City of York planners are recommending councillors refuse plans for changes to the frontage of York Station, which include two retail pods.

LNER is seeking to approval for the plans it submitted in August after planning staff refused a similar scheme in April.

Both schemes include creating a new pedestrianised and glazed area with renovations to the historic station.

If approved, the scheme would form part of the wider £26m Station Gateway Scheme, which the council approved in 2021 and work on which started last month.


However, council planners fear the impact the scheme would have on the front entrance, known as a porte-cochere.

A report prepared for this Thursday’s meeting of planning committee says the station and in particular its porte cochère “are a major part of York's heritage significance.”

York Press: Artists impression of the scheme

Glazing the port cochere and the pods would add ‘clutter’ harming the effect of the grand entrance to the station, planners had earlier determined.

The council’s Conservation Officer said the revised plans were not a significant improvement and the retail pods “remain highly intrusive structures.”

Historic England had no objection to the proposal but Micklegate Planning Panel opposed the northern pod, saying it would impede the flow of pedestrians.

The Council for British Archaelogy opposed the application saying the pods would duplicate existing stores.

The CBA also said: “The proposed ‘glazing in’ and use of York’s station’s porte-cochere for a pair of retail pods would be a missed opportunity to create an impressive welcoming space at this gateway to the city that identifies York’s special interest and identity.”

Five letters of objection raised similar concerns.

York Press: Artists impression of the scheme

Assessing the application, planners agreed the retail pods remain “highly intrusive structures” and they and extra seating would “add visual clutter.”

They would radically change the feel and function of the space “as a grand and open portico designed for comfortable entry to and departure from the station.”
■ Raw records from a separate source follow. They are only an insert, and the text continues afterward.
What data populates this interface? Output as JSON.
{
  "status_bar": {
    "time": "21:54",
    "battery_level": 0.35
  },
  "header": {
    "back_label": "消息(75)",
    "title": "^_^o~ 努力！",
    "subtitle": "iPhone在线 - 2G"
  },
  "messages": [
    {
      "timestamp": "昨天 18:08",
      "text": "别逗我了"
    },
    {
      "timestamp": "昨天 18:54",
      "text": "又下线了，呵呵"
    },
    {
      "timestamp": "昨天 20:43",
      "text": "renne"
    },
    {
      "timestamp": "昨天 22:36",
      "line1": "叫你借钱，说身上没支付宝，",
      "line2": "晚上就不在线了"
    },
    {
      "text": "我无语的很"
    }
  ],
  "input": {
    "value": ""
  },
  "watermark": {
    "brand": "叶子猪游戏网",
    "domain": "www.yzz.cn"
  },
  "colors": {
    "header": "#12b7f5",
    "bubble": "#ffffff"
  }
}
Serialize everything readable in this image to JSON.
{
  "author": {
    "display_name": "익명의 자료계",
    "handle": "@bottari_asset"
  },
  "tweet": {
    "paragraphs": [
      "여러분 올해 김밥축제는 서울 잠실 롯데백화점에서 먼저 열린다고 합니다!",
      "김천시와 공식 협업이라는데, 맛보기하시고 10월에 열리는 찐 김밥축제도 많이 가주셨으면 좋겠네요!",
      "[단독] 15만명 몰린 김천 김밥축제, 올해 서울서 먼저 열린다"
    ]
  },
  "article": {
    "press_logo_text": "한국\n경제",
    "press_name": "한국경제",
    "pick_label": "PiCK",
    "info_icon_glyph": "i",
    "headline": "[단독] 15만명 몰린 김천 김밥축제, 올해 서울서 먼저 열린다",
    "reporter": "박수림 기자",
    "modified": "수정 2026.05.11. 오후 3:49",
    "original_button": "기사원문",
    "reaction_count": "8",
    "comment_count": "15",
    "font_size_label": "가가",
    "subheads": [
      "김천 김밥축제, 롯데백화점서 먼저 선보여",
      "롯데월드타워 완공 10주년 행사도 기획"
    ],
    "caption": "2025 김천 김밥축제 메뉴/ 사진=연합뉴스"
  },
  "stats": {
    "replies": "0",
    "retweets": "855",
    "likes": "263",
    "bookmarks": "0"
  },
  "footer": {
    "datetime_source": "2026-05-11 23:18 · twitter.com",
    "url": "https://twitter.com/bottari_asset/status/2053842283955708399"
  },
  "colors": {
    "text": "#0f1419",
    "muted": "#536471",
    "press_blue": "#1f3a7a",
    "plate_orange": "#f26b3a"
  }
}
“It is considered that the proposal would significantly erode architectural and historical significances of the listed building and that the harm would fall at the higher end of the less than substantial category,” the report continued.

It said the principal of closing the principle of closing the porte-cochère to vehicles and also the relocation of the taxi area, short stay parking (including disabled parking) has already been granted consent as part of the Station Gateway works.

However, “York Railway Station is of high significance” with the main station buildings, including the port cochere, retaining much of their original appearance.

The glazing and pods would detract from the listed tax kiosk and “confuse an appreciation” of the porte cochere.

The retail pods would also undermine, the grand volume and open character of the wider station building.

Therefore, with the application causing more harm than benefit, it should be refused.